Once the pictures are removed, restate the data below word for word.

▸ Material for the task
═══
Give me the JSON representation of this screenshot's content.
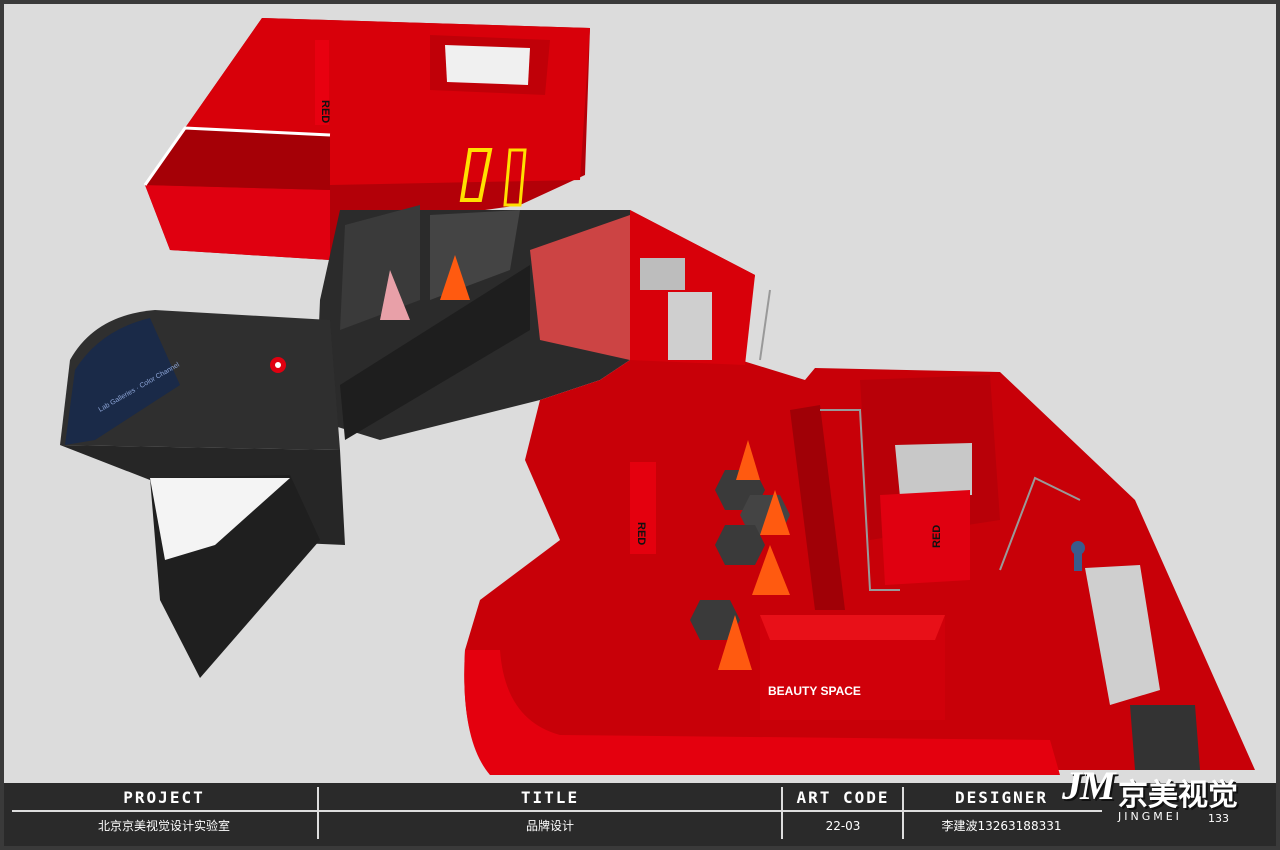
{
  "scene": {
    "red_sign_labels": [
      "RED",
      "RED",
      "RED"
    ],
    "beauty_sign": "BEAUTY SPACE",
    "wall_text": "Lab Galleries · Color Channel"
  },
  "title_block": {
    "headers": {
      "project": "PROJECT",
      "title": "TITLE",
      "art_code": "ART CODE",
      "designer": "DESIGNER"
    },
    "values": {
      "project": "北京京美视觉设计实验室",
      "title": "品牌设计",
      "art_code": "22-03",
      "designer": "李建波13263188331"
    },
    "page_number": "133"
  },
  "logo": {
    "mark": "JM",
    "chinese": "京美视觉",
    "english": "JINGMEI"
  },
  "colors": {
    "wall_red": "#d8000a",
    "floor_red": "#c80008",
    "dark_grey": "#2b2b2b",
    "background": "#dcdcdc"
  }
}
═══
▸ Response
Give me the JSON representation of this screenshot's content.
{
  "scene": {
    "red_sign_labels": [
      "RED",
      "RED",
      "RED"
    ],
    "beauty_sign": "BEAUTY SPACE",
    "wall_text": "Lab Galleries · Color Channel"
  },
  "title_block": {
    "headers": {
      "project": "PROJECT",
      "title": "TITLE",
      "art_code": "ART CODE",
      "designer": "DESIGNER"
    },
    "values": {
      "project": "北京京美视觉设计实验室",
      "title": "品牌设计",
      "art_code": "22-03",
      "designer": "李建波13263188331"
    },
    "page_number": "133"
  },
  "logo": {
    "mark": "JM",
    "chinese": "京美视觉",
    "english": "JINGMEI"
  },
  "colors": {
    "wall_red": "#d8000a",
    "floor_red": "#c80008",
    "dark_grey": "#2b2b2b",
    "background": "#dcdcdc"
  }
}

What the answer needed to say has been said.